ICC not to intervene in ICL issue
Terming it as an 'internal matter' of the BCCI, the ICC says it is up to the respective boards to take decision on the rebels.cricket Updated: Aug 22, 2007 18:18 IST
With the tussle between the BCCI and the rebel Indian Cricket League (ICL) intensifying in the last few days, the International Cricket Council (ICC) on Wednesday maintained that it was an "internal matter" of the Indian board and there was no need for any interference at this stage.
The ICC also said that it was up to the respective cricket boards to take a decision on the players defecting to the multi-million dollar breakaway league.
"The ICC executive board has taken a policy decision that the BCCI was the only competent authority to deal with the issue. It is up to the BCCI to decide whether to recognise the ICL or not," an ICC spokesman said from Dubai.
He said that a BCCI representative had taken up the ICL issue during the last executive board meeting at the Lord's in June.
"The executive board had told the BCCI that it was an internal matter and it was left to them whether to recognise the ICL or not. The ICC had told them that cricket should not suffer," he said.
"The ICC executive board, which has the chairman of all Test playing nations as members, makes the policies and the respective boards have to follow that," he said.
The BCCI had sacked Kapil Dev as chairman of the National Cricket Academy for aligning with the rebel league and had barred all the 44 defecting players from playing for India or at the domestic level.
The decisions were taken in Mumbai at a special general body meeting which also decided to substantially hike the match fees for first class players and increase the prize money for domestic tournaments to Rs 4.2 crores, in stark contrast to Rs 60 lakhs being given earlier.
The Pakistan Cricket Board has also taken a similar decision of banning the four players -- former captain Inzamam-ul-Haq, Mohd Yousuf, Imran Farhat and Abdul Razzaq -- from playing for the country.
"It remains the prerogative of the PCB to decide on what actions they want to take against the players. Similarly, the other boards will also have to take a stand on the ICL issue," the spokesman said.
Since the Twenty20 tournament proposed by the ICL will be for about 45 days in the inaugural year, the bans would mean that many of the cricketers may have to sit idle for most part of the year.
The proposed Stanford League in the West Indies, a brainchild of millionaire Alen Stanford, and the county cricket in England could be some of the options.
But with the BCCI and PCB banning the players, it will be interesting to see what stand the England and Wales Cricket Board, which conducts the county league, takes on these players.
"It is entirely upto the ECB to take a decision. If such a situation arises, they will come into the picture," an ICC sources said.
The ICL has so far roped in 51 cricketers, including big guns like West Indies batting great Brian Lara and South African players Lance Klusener and Nicky Boje in the initial list.
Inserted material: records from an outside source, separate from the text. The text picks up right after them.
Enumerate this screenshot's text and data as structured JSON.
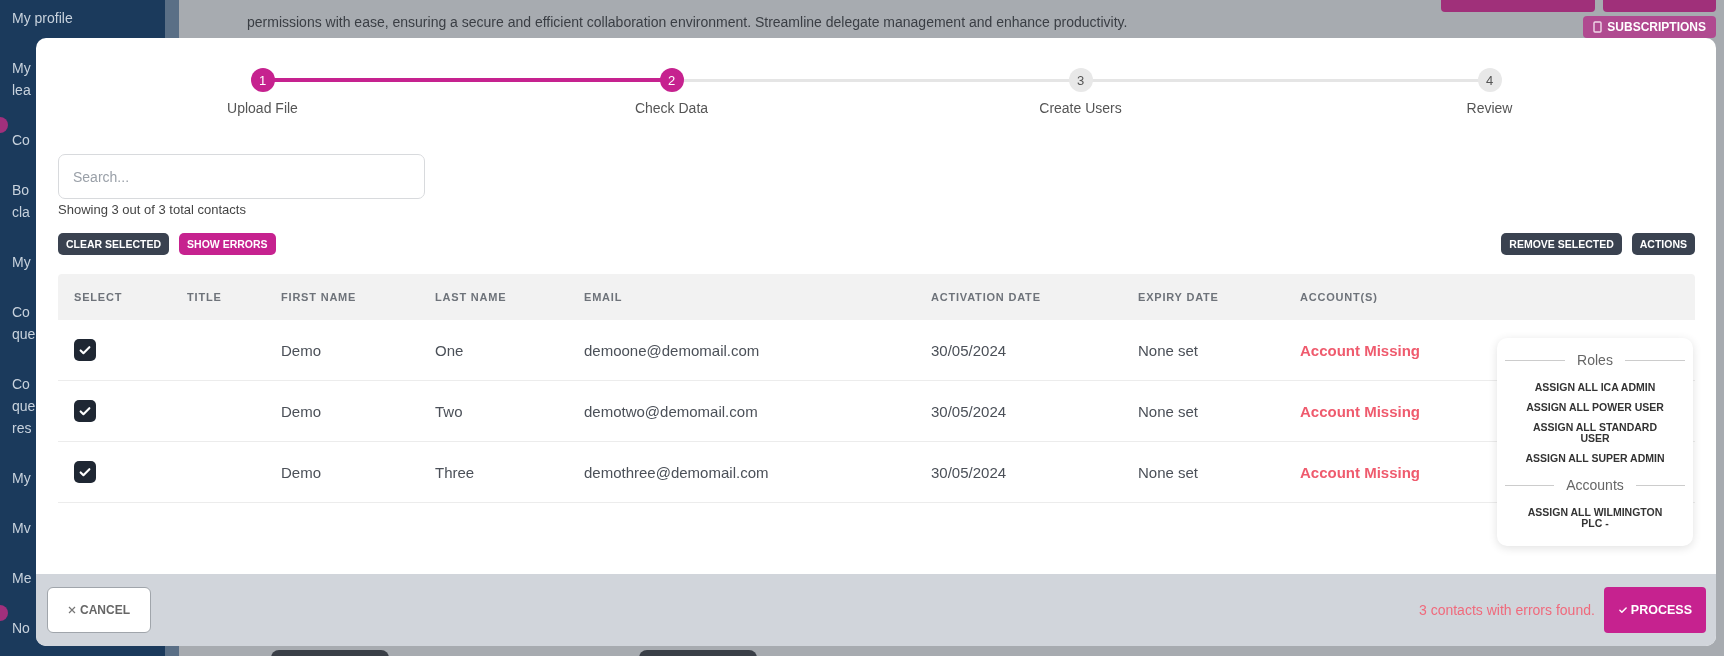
{
  "sidebar": {
    "items": [
      {
        "lines": [
          "My profile"
        ],
        "badge": false
      },
      {
        "lines": [
          "My",
          "lea"
        ],
        "badge": false
      },
      {
        "lines": [
          "Co"
        ],
        "badge": true
      },
      {
        "lines": [
          "Bo",
          "cla"
        ],
        "badge": false
      },
      {
        "lines": [
          "My"
        ],
        "badge": false
      },
      {
        "lines": [
          "Co",
          "que"
        ],
        "badge": false
      },
      {
        "lines": [
          "Co",
          "que",
          "res"
        ],
        "badge": false
      },
      {
        "lines": [
          "My"
        ],
        "badge": false
      },
      {
        "lines": [
          "Mv"
        ],
        "badge": false
      },
      {
        "lines": [
          "Me"
        ],
        "badge": false
      },
      {
        "lines": [
          "No"
        ],
        "badge": true
      }
    ]
  },
  "intro_text": "permissions with ease, ensuring a secure and efficient collaboration environment. Streamline delegate management and enhance productivity.",
  "subscriptions_button": "SUBSCRIPTIONS",
  "modal": {
    "steps": [
      {
        "number": "1",
        "label": "Upload File",
        "completed": true
      },
      {
        "number": "2",
        "label": "Check Data",
        "completed": true
      },
      {
        "number": "3",
        "label": "Create Users",
        "completed": false
      },
      {
        "number": "4",
        "label": "Review",
        "completed": false
      }
    ],
    "search": {
      "placeholder": "Search..."
    },
    "count_text": "Showing 3 out of 3 total contacts",
    "left_buttons": [
      {
        "label": "CLEAR SELECTED",
        "kind": "dark"
      },
      {
        "label": "SHOW ERRORS",
        "kind": "primary"
      }
    ],
    "right_buttons": [
      {
        "label": "REMOVE SELECTED",
        "kind": "dark"
      },
      {
        "label": "ACTIONS",
        "kind": "dark"
      }
    ],
    "table": {
      "columns": [
        "SELECT",
        "TITLE",
        "FIRST NAME",
        "LAST NAME",
        "EMAIL",
        "ACTIVATION DATE",
        "EXPIRY DATE",
        "ACCOUNT(S)"
      ],
      "rows": [
        {
          "selected": true,
          "first_name": "Demo",
          "last_name": "One",
          "email": "demoone@demomail.com",
          "activation_date": "30/05/2024",
          "expiry_date": "None set",
          "account": "Account Missing",
          "error": true
        },
        {
          "selected": true,
          "first_name": "Demo",
          "last_name": "Two",
          "email": "demotwo@demomail.com",
          "activation_date": "30/05/2024",
          "expiry_date": "None set",
          "account": "Account Missing",
          "error": true
        },
        {
          "selected": true,
          "first_name": "Demo",
          "last_name": "Three",
          "email": "demothree@demomail.com",
          "activation_date": "30/05/2024",
          "expiry_date": "None set",
          "account": "Account Missing",
          "error": true
        }
      ]
    },
    "actions_menu": {
      "sections": [
        {
          "heading": "Roles",
          "items": [
            "ASSIGN ALL ICA ADMIN",
            "ASSIGN ALL POWER USER",
            "ASSIGN ALL STANDARD USER",
            "ASSIGN ALL SUPER ADMIN"
          ]
        },
        {
          "heading": "Accounts",
          "items": [
            "ASSIGN ALL WILMINGTON PLC -"
          ]
        }
      ]
    },
    "footer": {
      "cancel": "CANCEL",
      "error_message": "3 contacts with errors found.",
      "process": "PROCESS"
    }
  }
}
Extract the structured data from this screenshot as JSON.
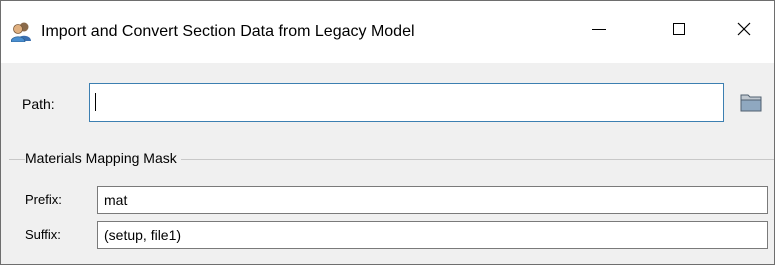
{
  "window": {
    "title": "Import and Convert Section Data from Legacy Model",
    "icon": "people-icon",
    "controls": [
      "minimize-icon",
      "maximize-icon",
      "close-icon"
    ]
  },
  "path": {
    "label": "Path:",
    "value": "",
    "browse_icon": "folder-icon"
  },
  "materials_mapping": {
    "title": "Materials Mapping Mask",
    "prefix": {
      "label": "Prefix:",
      "value": "mat"
    },
    "suffix": {
      "label": "Suffix:",
      "value": "(setup, file1)"
    }
  },
  "colors": {
    "focus_border": "#3c7fb1",
    "dialog_bg": "#f0f0f0"
  }
}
Names of a few New Zealand players like Chris Harris, Chris Cairns and Nathan Astle are doing the rounds along with those of Australian stars Shane Warne and Glenn McGrath.
The ICL is expected to come out with a few more names in the coming days for its cash-rich league to be held in September-October.